She certainly hasn’t forgotten her country roots in this transition though. Her rendition of Mean (from 2010’s ‘Speak Now’) saw her perched on an oversized chest playing the banjo, whilst later an intimate moment on the b-stage saw her perform acoustically, something she’s clearly used to after years performing in local bars and clubs (which we witnessed in video form). Yet Swift is becoming more and more comfortable with being a popstar, embracing the big production numbers with a flair for the dramatic. Drummers were suspended from the ceiling; costumes ranged from Hollywood glamour to wind-up ballerinas; 22 saw her goofing around having fun with her dancers; and the euphoric extended rendition of We Are Never Getting Back Together that provided a fitting finale was a circus of enjoyment. Then there was the gothic wedding style of Trouble (complete with white to black strip as seen at the Brit Awards last year) that accompanied its dubstep breakdown and wobbling, room-shaking basslines – it couldn’t be further from a country ballad. She can undoubtedly work a crowd with her showmanship – one look to the audience was enough to induce an eruption of cheers.
Moreover, her songwriting has equally matured. Each song felt like the last song of the night – big, anthemic sing-alongs with fireworks and streamers that emphasised the feelgood party atmosphere. Swift is a welcoming and charming performer, greeting the crowd with a “nice to meet you, I’m Taylor” as if we’d all just bumped into her at some backstage party. Her (often candid) lyrics are conversational, something that spills over into her chats between songs. At times the big sister act becomes a bit preachy as she jokes about turning everything into metaphors, warns about bullies pre-Mean, talks about the price of fame pre-Lucky, and gives a forlorn look to the crowd during All Too Well begging for a collective sigh.
But throughout her performance she is utterly sincere. Like her lyrics, Swift is an open and honest performer who draws in the crowd and isn’t afraid to show her personality (something lacking from special guest Emeli Sandé). She is an artist who wears her heart on her sleeve and is totally relatable, whether pouring out her feelings in quiet moments or simply letting loose in the positively joyous 22. And though her choreography is somewhat awkward, she’s as endearing as the goofy girl at prom. In this respect she is the Jennifer Lawrence of the pop world – not a distant superstar, but approachable, friendly and real.
Am I the target audience for Swift’s music?
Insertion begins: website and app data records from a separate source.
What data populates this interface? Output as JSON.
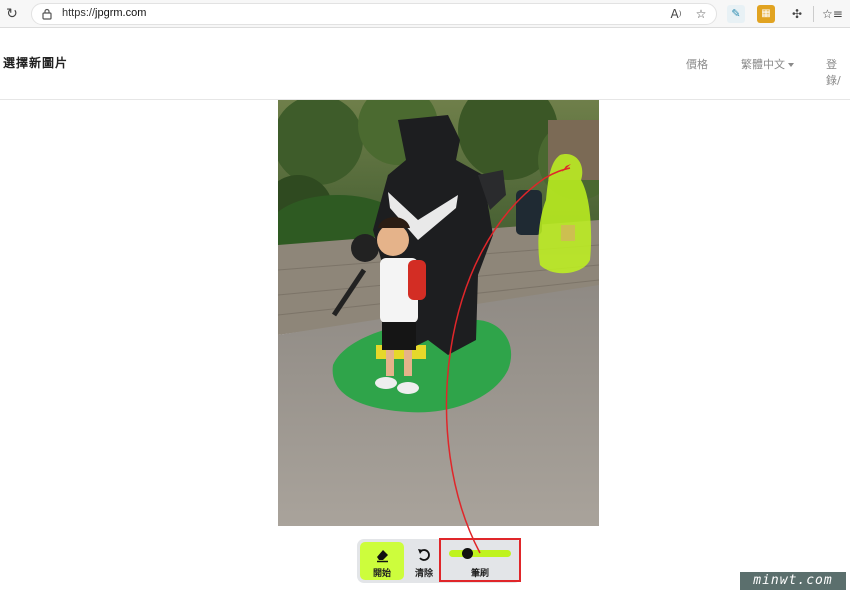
{
  "browser": {
    "url_scheme": "https://",
    "url_host": "jpgrm.com",
    "reader_icon": "reader-mode-icon",
    "favorite_icon": "star-add-icon"
  },
  "header": {
    "title": "選擇新圖片",
    "nav": {
      "pricing": "價格",
      "language": "繁體中文",
      "login": "登錄/"
    }
  },
  "toolbar": {
    "start_label": "開始",
    "clear_label": "清除",
    "brush_label": "筆刷",
    "brush_size_fraction": 0.25,
    "active_color": "#cdfd3c"
  },
  "watermark": {
    "text": "minwt.com"
  },
  "colors": {
    "highlight": "#bff31f",
    "annotation_red": "#e0262a"
  }
}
Certainly not.
Should I be listening to your indie record that’s much cooler than mine? Probably.
But do I care? Not one bit.